The place: a sleazy, rundown quarter in a sprawling American city. The time: the early morning hours. With the brim of his hat turned down, a solitary figure walks through the dark shadows to a dilapidated warehouse on the waterfront. He carries a package tucked under his arm, the results of his undercover surveillance. Whatever denouement is about to unfold, we know redemption is not possible for the detective or his client. For this is the film Noir template, the movie genre of disenchanted Hollywood in the 1940s and 50s that was based on gritty crime fiction by authors such as Raymond Chandler.
This was the inspiration for Private Investigations, the biggest hit single for Dire Straits, which topped the unofficial NME chart in the autumn of 1982. This is no ordinary pop song. The sublime intro of acoustic guitar and piano is reminiscent of classical music, the vocal a poem recital. The lyrics, beautiful in their economy of expression, concern the latest commission of a private investigator tasked with finding a confidential diary that will reveal the secrets of an affair: "Treachery and treason There's always an excuse for it". But the investigator, after "digging up the dirt", doesn't find satisfaction in his work: "And when I find the reason I still can't get used to it".

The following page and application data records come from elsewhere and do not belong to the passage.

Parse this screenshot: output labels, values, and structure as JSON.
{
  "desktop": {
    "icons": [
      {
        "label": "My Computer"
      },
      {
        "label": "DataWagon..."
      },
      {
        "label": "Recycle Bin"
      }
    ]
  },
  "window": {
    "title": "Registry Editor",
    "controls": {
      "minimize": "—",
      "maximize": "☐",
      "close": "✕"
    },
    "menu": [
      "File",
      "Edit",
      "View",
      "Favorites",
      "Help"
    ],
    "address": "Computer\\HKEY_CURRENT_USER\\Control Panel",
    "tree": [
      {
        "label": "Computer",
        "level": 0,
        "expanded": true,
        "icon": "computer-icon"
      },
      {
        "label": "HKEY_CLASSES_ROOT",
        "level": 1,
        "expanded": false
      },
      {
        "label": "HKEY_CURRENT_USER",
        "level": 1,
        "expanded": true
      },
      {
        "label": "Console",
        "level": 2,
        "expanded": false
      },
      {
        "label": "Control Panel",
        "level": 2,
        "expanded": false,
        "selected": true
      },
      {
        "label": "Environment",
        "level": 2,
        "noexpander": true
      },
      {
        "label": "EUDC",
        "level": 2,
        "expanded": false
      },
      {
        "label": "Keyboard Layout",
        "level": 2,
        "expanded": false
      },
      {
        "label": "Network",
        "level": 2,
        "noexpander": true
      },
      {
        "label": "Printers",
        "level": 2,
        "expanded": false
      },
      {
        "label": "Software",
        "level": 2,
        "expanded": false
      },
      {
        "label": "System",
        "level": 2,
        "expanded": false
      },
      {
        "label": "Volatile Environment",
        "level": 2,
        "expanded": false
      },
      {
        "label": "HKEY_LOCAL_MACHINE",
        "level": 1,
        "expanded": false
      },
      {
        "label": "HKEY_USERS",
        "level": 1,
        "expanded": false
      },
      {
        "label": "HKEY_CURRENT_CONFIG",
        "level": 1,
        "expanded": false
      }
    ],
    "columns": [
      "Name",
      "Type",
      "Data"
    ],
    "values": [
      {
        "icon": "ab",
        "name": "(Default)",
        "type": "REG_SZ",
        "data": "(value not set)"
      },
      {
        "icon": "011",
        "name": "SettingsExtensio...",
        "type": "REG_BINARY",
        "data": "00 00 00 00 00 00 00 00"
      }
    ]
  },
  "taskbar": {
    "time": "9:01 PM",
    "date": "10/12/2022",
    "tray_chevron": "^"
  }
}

Lead singer and writer Mark Knopfler suggested the essence of the song was the lines: "What have you got at the end of the day? What have you got to take away?" The answer is "a bottle of whisky and a new set of lies". The hard-boiled detective is unmoved by the pain and hurt he uncovers. It's just a job "for the usual fee plus expenses" but he has lost compassion for others and his self-respect: "Scarred for life No compensation Private investigations".
The vocal ends after three minutes and a sumptuous instrumental follows, intially a pulsing bass underneath acoustic guitar before it explodes with lead guitar and powerful piano chords. Throughout, the music has space and time to draw you in. Listen closely - especially under headphones - and you are rewarded by some understated effects such as a wailing cat musically mimicked by a volume-pedal swell on a guitar. At 4' 50" in the left channel there is muffled glass shattering and seconds later a door latch opening; the sinister sounds of an intruder breaking and entering. The musical intensity picks up before a long fade on a rasping, low synth.
Like the music, the cover artwork is striking in its utilisation of space. Against a black backdrop, a column of bluish cigarette smoke twists upwards, the ubiquitous calling card of the cynical film Noir detective. Only the rastered 8-bit computer font of the title provides a connection to contemporaneous life.
The single was released from Dire Straits' fourth studio album, Love Over Gold. Another track that explored the price of love was Private Dancer, a brilliant composition which was not included in the final track listing after Knopfler decided it required a female vocal. It was recorded by Tina Turner, who complimented the song by making it the title of her hugely successful solo album in 1984. Another bumped song was The Way It Always Starts, which wound up on the soundtrack to the 1983 film Local Hero, sung by Gerry Rafferty.
Musically and lyrically, Private Investigations is high IQ pop. It will never fill a dance floor but suffuses an imaginative mind with rich imagery and thoughts that remain long after the protagonist has pulled down the blinds and knocked back the whisky.
We hereby instate Private Investigations by Dire Straits on The Wall as the No. 13 Best Single of 1982.
One of my favourite Dire Straits tracks. I always thought the music would make a memorable film Noir soundtrack and the simple but well-crafted lyrics are so evocative.Ant B